TRY IT » Report each line from the entries in which "name" can be found.
(DATA RECORDS begins)
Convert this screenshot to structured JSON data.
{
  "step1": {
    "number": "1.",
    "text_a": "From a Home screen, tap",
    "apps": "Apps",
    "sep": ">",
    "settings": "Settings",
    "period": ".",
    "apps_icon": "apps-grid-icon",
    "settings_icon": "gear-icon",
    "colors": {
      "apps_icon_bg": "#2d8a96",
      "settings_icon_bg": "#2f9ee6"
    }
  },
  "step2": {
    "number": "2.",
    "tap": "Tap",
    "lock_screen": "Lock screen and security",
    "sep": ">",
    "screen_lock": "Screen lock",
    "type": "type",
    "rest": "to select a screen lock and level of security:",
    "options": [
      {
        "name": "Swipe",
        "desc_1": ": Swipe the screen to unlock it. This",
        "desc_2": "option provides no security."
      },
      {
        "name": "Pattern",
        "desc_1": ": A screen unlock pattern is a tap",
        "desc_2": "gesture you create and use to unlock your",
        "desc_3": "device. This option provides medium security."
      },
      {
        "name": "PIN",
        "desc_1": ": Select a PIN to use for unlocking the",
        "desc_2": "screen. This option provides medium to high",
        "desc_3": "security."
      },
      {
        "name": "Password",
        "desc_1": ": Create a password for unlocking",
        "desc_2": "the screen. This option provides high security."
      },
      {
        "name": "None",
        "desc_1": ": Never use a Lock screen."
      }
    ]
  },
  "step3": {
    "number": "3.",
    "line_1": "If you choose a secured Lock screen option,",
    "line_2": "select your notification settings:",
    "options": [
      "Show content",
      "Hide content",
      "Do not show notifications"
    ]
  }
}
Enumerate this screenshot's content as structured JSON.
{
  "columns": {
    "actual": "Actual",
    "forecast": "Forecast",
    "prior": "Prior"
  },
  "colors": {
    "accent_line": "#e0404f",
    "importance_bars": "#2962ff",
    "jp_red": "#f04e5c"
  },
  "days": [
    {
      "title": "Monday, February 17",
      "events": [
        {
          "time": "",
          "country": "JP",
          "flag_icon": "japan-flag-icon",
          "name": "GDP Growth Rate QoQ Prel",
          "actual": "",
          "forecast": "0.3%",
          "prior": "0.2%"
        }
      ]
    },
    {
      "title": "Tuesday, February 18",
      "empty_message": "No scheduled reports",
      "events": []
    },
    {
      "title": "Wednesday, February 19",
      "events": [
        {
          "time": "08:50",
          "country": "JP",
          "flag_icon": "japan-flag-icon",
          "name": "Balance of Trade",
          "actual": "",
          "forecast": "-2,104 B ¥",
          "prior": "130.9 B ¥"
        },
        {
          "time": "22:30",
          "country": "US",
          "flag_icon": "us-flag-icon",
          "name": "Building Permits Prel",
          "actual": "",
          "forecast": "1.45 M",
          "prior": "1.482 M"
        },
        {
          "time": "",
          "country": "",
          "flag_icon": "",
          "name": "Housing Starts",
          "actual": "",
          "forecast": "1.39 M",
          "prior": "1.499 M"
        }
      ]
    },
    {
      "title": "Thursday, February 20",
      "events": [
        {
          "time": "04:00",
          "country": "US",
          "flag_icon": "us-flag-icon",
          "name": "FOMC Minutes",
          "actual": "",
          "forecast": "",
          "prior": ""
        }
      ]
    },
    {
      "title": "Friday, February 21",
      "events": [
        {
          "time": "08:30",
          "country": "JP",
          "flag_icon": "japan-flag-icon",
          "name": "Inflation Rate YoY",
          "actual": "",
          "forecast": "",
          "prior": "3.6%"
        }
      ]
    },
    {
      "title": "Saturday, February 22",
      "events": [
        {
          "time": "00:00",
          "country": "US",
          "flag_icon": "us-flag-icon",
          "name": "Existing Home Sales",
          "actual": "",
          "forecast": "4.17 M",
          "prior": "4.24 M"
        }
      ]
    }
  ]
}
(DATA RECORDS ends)
FINISHED EXERCISE »
        "name": "Swipe",
        "name": "Pattern",
        "name": "PIN",
        "name": "Password",
        "name": "None",
          "name": "GDP Growth Rate QoQ Prel",
          "name": "Balance of Trade",
          "name": "Building Permits Prel",
          "name": "Housing Starts",
          "name": "FOMC Minutes",
          "name": "Inflation Rate YoY",
          "name": "Existing Home Sales",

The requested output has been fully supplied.